■ Task directions
Each line holding the string "content" is to be copied from the data.

■ Recorded data
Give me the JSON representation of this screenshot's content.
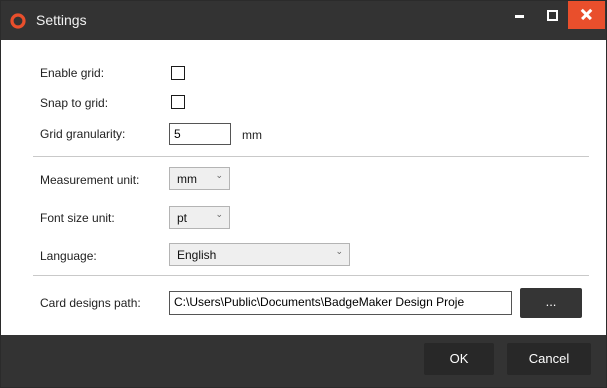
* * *
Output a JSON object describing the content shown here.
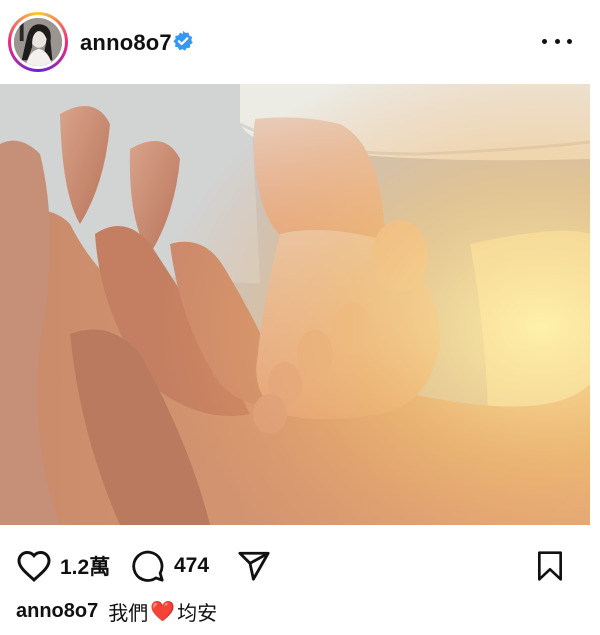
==
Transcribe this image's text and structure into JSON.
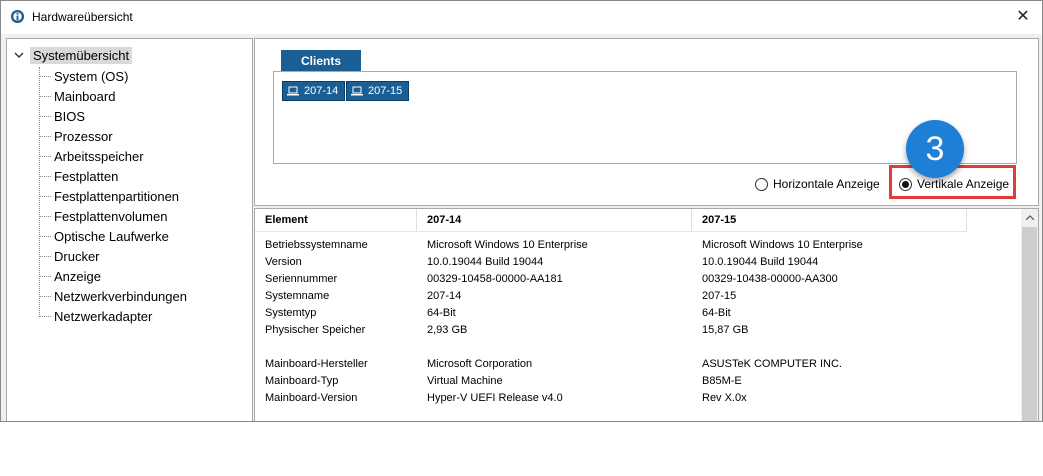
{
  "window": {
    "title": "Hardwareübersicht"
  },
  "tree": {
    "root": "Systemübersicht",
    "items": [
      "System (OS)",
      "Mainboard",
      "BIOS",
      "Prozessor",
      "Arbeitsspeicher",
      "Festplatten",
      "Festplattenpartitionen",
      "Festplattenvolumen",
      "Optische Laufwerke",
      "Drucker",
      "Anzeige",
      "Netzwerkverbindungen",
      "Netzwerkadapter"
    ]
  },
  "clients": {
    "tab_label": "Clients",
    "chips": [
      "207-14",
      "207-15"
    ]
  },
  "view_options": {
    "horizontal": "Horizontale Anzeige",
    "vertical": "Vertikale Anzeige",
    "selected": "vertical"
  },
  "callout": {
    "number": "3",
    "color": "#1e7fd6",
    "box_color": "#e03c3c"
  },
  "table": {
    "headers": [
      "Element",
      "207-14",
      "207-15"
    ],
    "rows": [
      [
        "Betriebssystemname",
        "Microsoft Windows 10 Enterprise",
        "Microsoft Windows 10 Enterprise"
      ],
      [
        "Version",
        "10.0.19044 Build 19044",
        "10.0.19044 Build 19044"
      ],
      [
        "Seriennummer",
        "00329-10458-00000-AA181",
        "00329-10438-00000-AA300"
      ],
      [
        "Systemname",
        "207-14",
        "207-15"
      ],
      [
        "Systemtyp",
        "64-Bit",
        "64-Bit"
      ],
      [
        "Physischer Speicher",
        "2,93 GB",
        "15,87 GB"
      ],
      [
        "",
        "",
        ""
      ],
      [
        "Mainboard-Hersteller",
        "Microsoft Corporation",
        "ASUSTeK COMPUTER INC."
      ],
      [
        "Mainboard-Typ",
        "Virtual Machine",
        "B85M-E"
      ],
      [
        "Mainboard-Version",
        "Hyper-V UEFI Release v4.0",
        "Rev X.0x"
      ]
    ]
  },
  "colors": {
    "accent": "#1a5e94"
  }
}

■ Result for this exercise
Give me the JSON representation of this screenshot's content.
Output a JSON object describing the content shown here.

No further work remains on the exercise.